Industrially, vacuum degasification has played a pivotal role in water-intensive processes. A renowned paper manufacturing company utilized the technology to remove oxygen from the water used in their production process, which significantly prolonged the life of their equipment by reducing corrosion rates. The ability to control the levels of dissolved oxygen led to improved product quality and operational efficiencies.

Similarly, a large-scale cooling system for a data center employed vacuum degasification to remove corrosive gases from the water. This action extended the life of the cooling infrastructure and ensured consistent cooling performance, thereby protecting critical IT equipment from overheating risks.

Future Perspectives

Vacuum degasification in wastewater treatment is poised for impactful evolution. Emerging technologies, sustainability measures, and market shifts will define its trajectory in the years ahead.

Technological Advancements

Advances in vacuum degasification technology are expected to enhance efficiency and broaden the range of applications. Innovations could include improved vacuum pump designs that offer higher operational performance and lower energy consumption. Additionally, there may be a transition towards systems that can effectively remove a wider array of contaminants, thereby improving water quality and expanding the usability of treated wastewater.

Sustainability Initiatives

In the sustainability realm, vacuum degasification processes are likely to be integrated with renewable energy sources, such as solar or wind power, to decrease the carbon footprint of wastewater treatment plants. This integration could lead to the design of autonomous systems capable of operating off-grid, which would be particularly beneficial for remote areas lacking infrastructure.

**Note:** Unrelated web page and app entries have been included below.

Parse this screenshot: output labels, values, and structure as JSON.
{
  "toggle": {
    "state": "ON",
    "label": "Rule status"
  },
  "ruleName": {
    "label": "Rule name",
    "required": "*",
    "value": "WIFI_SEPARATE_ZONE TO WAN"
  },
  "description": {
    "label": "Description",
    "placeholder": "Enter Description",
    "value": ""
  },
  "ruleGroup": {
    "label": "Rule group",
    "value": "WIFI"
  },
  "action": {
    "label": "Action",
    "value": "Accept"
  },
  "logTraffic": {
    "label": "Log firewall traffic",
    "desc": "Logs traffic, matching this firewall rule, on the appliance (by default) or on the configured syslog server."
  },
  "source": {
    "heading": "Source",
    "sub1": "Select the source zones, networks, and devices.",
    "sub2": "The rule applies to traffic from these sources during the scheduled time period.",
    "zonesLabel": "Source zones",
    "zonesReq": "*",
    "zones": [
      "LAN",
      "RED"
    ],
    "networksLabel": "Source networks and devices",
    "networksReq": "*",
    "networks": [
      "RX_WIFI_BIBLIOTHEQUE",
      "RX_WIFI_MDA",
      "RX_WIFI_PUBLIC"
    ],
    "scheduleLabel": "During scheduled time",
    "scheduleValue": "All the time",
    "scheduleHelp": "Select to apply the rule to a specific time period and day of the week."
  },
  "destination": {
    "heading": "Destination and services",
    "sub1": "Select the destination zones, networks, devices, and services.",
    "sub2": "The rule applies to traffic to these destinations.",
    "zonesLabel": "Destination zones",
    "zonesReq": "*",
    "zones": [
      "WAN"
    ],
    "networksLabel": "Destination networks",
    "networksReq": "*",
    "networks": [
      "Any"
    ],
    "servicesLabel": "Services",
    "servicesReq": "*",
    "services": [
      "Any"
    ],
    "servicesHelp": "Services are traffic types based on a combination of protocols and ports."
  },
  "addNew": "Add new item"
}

Global Market Trends

The global market for vacuum degasification is anticipated to expand, driven by stringent environmental regulations and the growing demand for high-quality water in various industries. Developed regions are likely to remain at the forefront of adopting cutting-edge wastewater treatment solutions, while emerging economies may see increased investment as they work to improve water management and sanitation standards.

Frequently Asked Questions

What methods are commonly used for degassing water in industrial settings?

Industrial settings often employ several methods for degassing water, including membrane contactors, forced draft deaerators, and vacuum degasifiers. The chosen method depends on the specific applications and requirements of the process involved.

How does vacuum degassing compare to other water treatment processes?

Vacuum degassing operates at lower temperatures and pressures compared to other water treatment processes, making it energy efficient. It specifically targets dissolved gases, such as oxygen and carbon dioxide, and is effective in preventing oxidation and corrosion in water systems.

What advantages does vacuum degasification offer over distillation in water purification?

Vacuum degasification is more energy-efficient than distillation because it does not require changing the water's phase to steam. It is also generally faster and can effectively remove dissolved gases without the need for high temperatures.

In what ways does vacuum degassing specifically benefit wastewater treatment?

Vacuum degassing benefits wastewater treatment by removing volatile organic compounds (VOCs) and preventing the formation of unwanted byproducts. This enhances the effectiveness of subsequent treatment processes and helps meet stringent environmental discharge standards.

How does the removal of gases from water through vacuum degassing affect water quality?

The removal of gases from water through vacuum degassing improves water quality by reducing corrosion risk, enhancing process control, and contributing to the stability of the treated water. This is essential for industries that rely on high-purity water for their operations.

Leave a Reply

OR [rank_math_breadcrumb]